* **INSTRUCTIONS TO FOLLOW**:
If a line in the records below contains the word "When", return that line.

Interface dataset entries:
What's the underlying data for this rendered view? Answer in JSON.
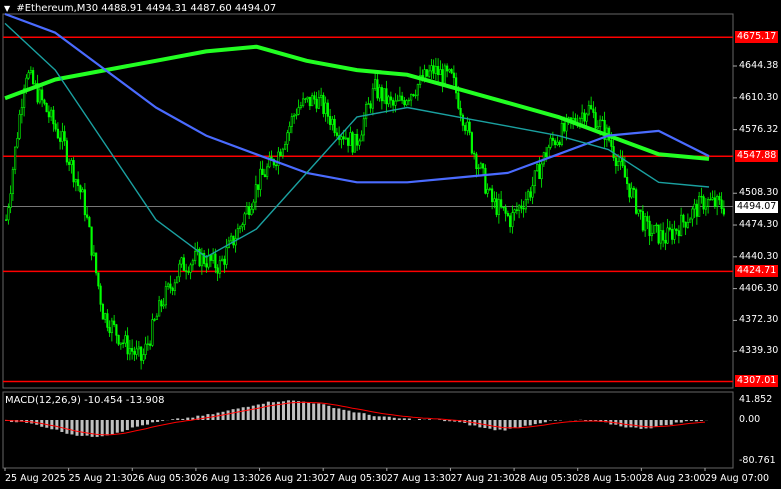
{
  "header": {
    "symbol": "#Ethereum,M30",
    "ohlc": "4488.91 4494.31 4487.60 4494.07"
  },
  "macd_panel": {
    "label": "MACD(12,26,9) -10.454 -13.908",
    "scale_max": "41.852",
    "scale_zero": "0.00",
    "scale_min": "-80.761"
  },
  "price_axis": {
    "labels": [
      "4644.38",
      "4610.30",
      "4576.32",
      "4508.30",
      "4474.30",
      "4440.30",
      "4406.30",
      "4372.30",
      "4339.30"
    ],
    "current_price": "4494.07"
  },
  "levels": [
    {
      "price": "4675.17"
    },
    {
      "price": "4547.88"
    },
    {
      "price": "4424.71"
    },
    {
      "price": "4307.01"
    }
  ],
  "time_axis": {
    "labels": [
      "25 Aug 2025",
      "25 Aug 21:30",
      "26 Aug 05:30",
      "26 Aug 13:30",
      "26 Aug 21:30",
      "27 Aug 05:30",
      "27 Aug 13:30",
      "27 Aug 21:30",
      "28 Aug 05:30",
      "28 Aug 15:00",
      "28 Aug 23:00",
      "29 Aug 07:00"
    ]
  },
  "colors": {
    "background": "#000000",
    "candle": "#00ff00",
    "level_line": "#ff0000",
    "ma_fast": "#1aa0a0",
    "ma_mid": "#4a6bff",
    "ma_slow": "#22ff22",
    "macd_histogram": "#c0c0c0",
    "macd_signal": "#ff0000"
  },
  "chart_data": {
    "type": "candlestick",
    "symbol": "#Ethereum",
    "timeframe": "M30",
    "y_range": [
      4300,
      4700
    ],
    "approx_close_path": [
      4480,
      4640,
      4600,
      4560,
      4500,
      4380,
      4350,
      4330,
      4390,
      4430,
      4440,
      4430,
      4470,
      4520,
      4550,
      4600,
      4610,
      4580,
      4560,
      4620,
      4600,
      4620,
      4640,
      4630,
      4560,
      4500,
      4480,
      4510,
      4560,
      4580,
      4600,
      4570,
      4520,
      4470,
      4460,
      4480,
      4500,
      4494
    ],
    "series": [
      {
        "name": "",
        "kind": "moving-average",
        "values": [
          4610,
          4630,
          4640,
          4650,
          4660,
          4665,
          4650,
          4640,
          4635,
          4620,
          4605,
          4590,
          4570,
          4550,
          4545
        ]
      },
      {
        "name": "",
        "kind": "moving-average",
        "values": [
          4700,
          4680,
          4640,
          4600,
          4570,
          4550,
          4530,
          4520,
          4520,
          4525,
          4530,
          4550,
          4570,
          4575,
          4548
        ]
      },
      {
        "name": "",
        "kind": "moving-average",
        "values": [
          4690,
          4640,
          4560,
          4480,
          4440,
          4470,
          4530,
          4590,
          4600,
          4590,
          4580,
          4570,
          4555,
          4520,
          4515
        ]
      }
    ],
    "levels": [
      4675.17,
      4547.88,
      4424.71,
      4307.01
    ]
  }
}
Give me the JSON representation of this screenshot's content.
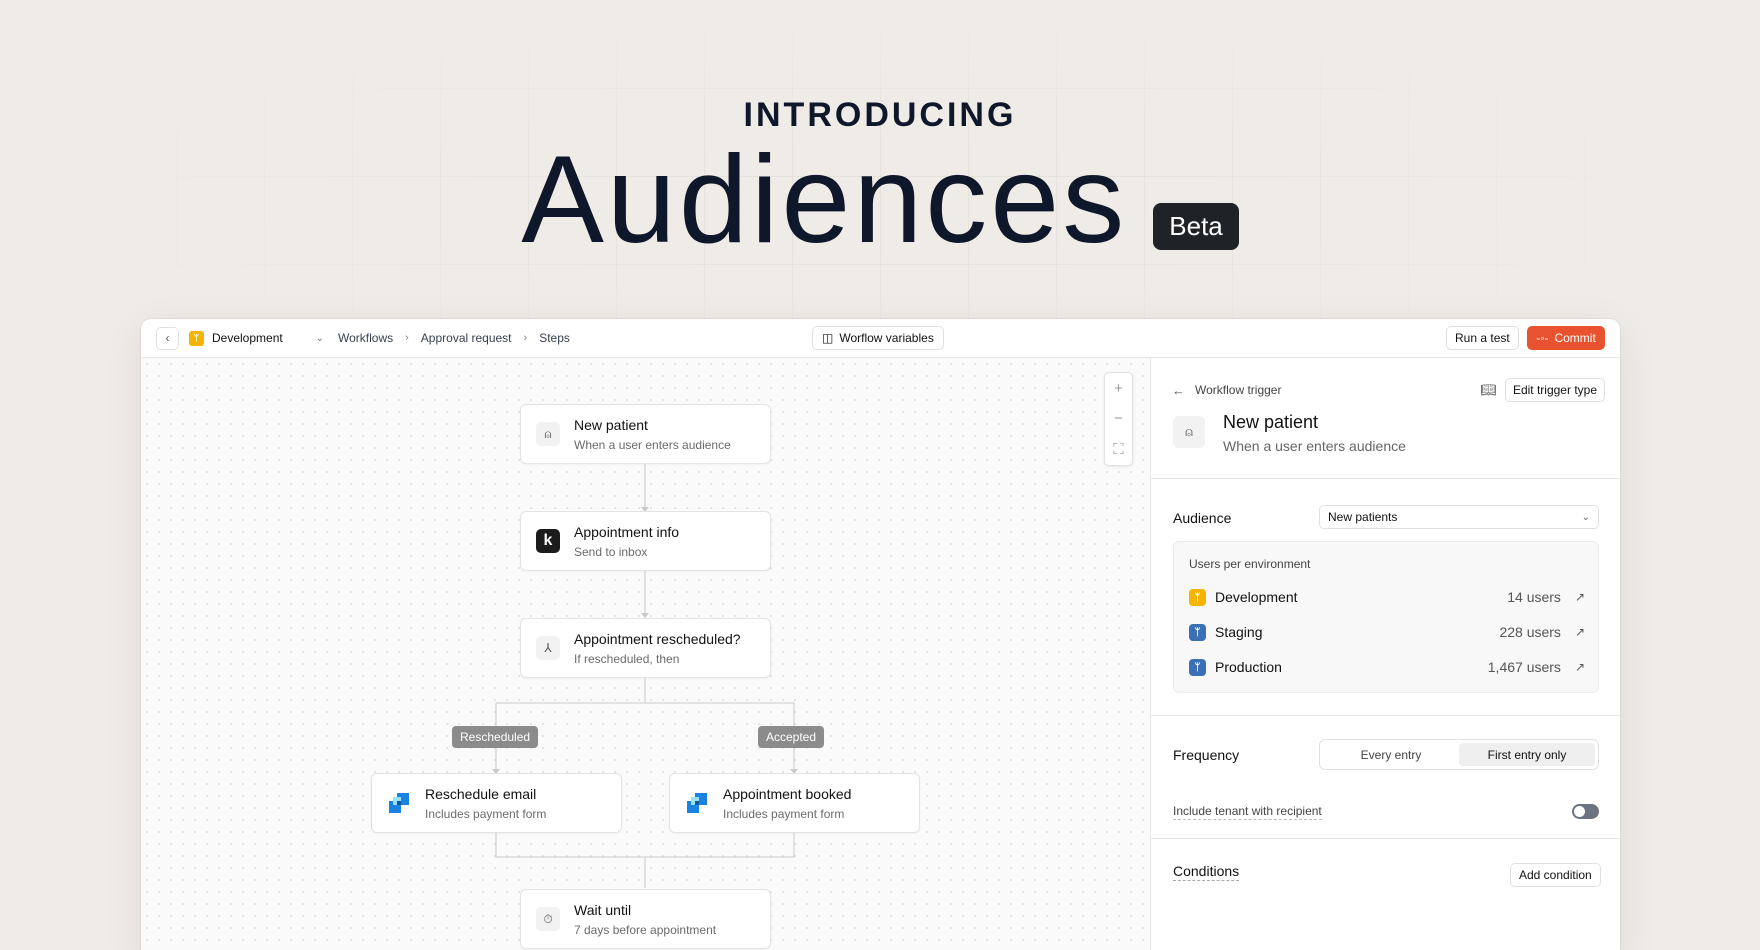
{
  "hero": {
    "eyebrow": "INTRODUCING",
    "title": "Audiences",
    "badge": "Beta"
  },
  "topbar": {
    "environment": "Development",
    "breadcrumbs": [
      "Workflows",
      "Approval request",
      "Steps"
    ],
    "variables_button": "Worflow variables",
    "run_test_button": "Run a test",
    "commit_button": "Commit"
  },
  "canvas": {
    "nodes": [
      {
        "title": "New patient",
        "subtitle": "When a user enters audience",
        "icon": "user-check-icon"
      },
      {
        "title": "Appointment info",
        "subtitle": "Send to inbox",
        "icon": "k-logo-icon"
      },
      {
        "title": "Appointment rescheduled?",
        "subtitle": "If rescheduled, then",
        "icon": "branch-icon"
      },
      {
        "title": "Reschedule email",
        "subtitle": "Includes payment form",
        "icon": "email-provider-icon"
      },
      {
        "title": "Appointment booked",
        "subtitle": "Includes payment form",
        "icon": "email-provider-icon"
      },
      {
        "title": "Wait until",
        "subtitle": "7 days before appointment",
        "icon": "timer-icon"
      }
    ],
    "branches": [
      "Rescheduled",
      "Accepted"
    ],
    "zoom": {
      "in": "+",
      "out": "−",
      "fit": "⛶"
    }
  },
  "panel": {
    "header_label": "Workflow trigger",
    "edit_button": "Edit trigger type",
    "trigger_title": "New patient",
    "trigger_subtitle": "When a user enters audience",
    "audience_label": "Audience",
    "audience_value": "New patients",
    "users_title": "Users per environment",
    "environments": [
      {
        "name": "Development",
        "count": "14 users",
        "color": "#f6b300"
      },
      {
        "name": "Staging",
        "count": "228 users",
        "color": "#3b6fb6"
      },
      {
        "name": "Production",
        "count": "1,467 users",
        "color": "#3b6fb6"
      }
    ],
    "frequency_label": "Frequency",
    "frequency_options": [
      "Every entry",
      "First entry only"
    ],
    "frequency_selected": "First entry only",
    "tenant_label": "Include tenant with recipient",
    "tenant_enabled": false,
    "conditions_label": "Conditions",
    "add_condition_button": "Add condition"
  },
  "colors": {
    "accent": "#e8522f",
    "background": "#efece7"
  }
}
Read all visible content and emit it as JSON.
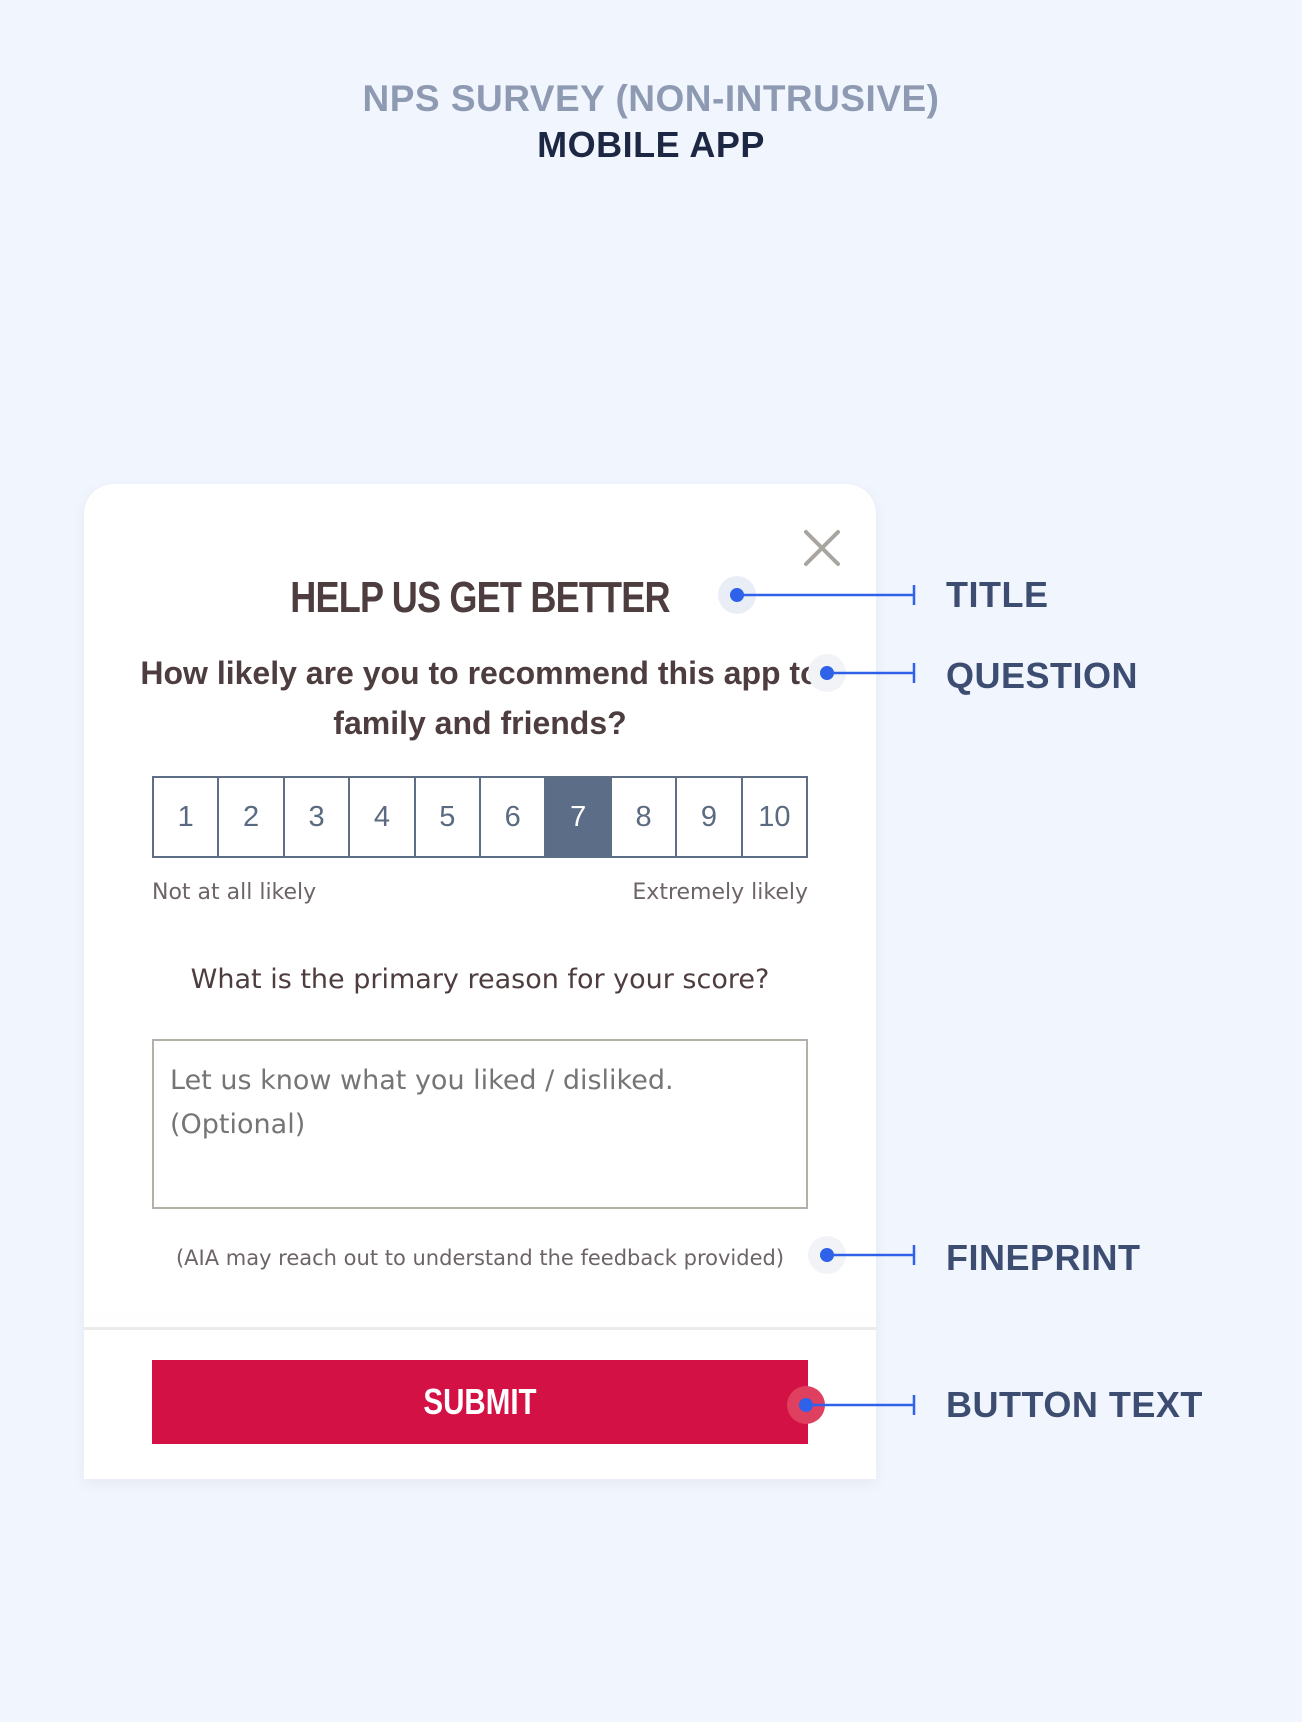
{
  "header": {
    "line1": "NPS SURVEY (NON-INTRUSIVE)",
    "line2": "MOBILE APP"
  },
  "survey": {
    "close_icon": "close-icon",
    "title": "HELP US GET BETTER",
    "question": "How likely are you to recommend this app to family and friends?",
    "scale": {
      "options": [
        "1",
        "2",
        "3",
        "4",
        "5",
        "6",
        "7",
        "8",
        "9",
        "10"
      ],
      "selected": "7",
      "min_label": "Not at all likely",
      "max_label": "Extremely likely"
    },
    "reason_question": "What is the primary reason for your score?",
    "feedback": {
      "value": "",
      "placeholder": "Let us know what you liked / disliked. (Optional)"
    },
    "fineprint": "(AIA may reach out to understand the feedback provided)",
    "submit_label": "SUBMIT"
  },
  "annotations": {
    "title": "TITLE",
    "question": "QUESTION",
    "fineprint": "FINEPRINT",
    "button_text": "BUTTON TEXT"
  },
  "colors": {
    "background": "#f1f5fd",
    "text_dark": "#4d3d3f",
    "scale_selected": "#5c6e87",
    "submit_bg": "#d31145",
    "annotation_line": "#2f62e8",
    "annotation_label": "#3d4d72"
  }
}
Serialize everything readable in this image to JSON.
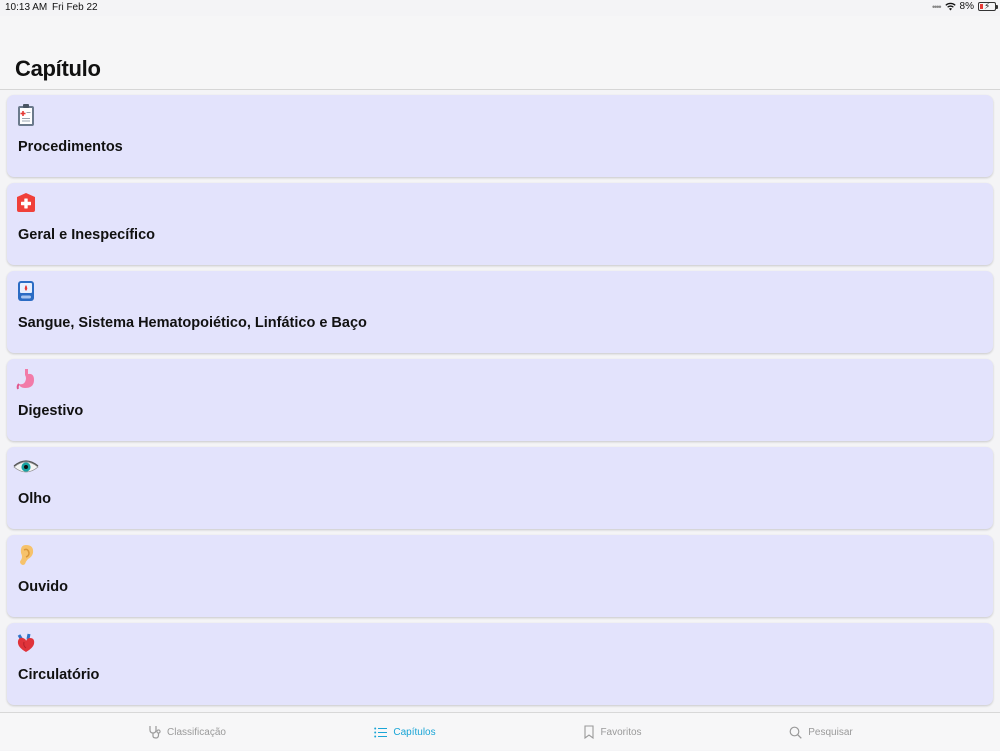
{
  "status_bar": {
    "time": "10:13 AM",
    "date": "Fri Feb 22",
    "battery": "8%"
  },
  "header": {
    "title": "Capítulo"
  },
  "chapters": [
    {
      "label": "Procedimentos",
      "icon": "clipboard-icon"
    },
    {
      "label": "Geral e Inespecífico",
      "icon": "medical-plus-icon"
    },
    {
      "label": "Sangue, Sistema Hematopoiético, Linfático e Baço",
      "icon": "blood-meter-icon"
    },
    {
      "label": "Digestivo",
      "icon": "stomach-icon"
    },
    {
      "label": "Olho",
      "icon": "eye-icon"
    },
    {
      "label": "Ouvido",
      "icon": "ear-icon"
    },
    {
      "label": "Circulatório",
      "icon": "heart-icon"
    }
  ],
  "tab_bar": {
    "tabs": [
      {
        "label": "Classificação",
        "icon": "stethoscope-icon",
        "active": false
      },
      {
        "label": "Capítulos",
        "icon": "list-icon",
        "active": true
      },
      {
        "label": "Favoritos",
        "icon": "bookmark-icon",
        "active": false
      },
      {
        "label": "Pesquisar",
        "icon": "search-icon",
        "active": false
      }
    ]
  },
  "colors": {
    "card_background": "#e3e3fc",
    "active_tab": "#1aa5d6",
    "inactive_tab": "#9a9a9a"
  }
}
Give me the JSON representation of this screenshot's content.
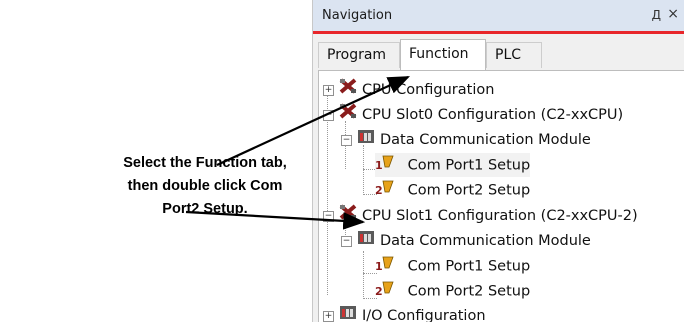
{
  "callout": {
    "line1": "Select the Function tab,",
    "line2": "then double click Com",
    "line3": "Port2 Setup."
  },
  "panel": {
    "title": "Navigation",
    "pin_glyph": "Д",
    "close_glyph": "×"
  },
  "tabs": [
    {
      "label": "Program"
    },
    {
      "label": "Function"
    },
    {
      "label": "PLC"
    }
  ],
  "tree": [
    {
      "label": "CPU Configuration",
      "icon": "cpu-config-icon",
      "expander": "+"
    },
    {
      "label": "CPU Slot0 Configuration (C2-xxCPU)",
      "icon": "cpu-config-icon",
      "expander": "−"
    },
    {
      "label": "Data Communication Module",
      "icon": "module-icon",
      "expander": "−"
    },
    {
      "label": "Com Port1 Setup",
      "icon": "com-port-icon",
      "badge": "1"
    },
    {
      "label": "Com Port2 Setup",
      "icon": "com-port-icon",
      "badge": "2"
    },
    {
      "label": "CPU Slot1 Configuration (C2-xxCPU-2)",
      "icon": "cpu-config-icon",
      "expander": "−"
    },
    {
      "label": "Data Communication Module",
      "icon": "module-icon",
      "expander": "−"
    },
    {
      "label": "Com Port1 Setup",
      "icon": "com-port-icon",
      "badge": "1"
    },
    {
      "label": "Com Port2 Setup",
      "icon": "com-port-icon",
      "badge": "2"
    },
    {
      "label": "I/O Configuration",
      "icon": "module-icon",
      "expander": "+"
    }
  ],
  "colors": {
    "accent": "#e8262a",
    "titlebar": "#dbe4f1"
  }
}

* **TASK ANSWER**:
        "subtitle": "When a user enters audience",
    "trigger_subtitle": "When a user enters audience",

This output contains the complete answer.